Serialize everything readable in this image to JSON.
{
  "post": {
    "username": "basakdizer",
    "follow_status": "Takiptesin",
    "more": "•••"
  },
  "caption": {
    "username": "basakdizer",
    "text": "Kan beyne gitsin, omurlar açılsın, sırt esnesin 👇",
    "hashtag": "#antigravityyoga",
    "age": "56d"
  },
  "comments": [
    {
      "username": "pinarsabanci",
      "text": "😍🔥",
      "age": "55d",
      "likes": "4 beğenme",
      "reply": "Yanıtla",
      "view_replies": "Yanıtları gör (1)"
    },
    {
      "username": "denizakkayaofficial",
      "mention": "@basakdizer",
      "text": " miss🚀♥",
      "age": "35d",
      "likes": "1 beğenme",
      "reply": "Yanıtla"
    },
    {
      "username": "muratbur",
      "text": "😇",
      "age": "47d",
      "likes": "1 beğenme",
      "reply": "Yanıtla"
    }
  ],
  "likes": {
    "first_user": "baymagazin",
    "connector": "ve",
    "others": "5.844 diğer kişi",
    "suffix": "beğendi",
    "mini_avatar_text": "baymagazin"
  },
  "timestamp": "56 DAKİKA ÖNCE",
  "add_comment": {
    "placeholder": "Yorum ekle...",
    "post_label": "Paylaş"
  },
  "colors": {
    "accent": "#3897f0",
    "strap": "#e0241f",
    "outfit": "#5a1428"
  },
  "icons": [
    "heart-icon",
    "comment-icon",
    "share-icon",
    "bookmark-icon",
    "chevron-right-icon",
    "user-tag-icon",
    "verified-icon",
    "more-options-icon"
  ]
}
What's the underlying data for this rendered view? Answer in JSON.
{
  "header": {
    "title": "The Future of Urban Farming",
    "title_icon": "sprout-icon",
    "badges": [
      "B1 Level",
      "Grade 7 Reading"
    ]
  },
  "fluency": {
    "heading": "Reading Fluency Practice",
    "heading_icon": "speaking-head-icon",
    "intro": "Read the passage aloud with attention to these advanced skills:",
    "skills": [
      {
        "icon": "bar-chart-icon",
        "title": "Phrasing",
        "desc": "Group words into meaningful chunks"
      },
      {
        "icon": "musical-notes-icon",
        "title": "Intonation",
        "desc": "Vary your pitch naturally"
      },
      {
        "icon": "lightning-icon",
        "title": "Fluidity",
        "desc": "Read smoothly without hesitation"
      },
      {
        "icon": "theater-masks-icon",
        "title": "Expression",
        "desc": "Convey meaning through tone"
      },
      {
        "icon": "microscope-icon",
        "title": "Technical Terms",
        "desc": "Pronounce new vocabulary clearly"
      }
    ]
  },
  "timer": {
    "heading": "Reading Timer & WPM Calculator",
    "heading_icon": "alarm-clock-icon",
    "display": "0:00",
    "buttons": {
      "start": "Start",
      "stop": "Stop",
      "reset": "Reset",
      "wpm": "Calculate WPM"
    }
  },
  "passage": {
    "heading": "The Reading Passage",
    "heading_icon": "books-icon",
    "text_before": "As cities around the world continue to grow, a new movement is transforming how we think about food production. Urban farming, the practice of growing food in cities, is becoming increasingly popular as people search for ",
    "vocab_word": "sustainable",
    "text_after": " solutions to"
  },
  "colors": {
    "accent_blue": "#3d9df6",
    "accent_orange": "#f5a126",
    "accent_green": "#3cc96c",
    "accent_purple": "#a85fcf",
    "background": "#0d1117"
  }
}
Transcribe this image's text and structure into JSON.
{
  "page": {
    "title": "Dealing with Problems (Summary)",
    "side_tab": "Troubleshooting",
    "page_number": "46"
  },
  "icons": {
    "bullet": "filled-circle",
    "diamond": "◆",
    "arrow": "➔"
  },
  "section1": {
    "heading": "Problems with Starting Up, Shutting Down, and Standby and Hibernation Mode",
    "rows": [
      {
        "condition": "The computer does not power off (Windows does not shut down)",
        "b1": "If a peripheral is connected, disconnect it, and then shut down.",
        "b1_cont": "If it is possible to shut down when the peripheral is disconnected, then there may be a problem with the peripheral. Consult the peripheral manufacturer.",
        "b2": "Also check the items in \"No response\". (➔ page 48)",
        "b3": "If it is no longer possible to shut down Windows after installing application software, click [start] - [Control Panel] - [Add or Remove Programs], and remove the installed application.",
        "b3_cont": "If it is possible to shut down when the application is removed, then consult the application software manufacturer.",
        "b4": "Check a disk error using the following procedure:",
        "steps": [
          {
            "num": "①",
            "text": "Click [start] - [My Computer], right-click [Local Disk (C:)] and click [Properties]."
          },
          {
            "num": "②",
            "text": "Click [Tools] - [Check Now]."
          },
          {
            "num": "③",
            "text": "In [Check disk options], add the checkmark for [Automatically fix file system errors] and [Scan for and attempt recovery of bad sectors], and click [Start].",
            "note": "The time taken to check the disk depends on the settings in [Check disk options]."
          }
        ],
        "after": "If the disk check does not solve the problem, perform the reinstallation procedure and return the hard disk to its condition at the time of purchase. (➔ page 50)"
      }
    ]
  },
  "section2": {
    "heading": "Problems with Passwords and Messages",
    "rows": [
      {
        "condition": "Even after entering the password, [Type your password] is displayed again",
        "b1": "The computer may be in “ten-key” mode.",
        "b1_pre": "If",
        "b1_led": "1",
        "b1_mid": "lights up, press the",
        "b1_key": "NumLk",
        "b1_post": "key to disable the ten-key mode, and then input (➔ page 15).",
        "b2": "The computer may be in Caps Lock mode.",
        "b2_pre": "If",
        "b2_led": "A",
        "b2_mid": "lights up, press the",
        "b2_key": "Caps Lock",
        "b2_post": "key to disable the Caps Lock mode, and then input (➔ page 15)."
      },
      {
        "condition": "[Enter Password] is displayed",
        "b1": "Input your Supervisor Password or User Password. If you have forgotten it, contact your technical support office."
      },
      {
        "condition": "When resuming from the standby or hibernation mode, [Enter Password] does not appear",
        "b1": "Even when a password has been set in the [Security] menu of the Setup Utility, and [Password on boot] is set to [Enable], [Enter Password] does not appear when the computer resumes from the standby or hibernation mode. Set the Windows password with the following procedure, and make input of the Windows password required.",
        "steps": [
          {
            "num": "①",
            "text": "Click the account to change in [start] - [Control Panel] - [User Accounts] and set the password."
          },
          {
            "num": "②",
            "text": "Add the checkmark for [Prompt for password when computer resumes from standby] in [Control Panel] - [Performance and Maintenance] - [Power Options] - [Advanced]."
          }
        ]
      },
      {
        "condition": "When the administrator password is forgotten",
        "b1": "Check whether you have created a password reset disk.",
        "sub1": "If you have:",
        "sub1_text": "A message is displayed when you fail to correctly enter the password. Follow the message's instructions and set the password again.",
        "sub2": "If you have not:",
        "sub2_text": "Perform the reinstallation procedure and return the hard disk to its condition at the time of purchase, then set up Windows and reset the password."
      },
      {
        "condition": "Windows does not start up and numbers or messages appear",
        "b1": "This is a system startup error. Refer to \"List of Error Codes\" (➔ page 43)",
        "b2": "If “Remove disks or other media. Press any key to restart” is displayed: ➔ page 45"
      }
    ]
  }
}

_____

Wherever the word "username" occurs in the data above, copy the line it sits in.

Written answer
    "username": "basakdizer",
    "username": "basakdizer",
      "username": "pinarsabanci",
      "username": "denizakkayaofficial",
      "username": "muratbur",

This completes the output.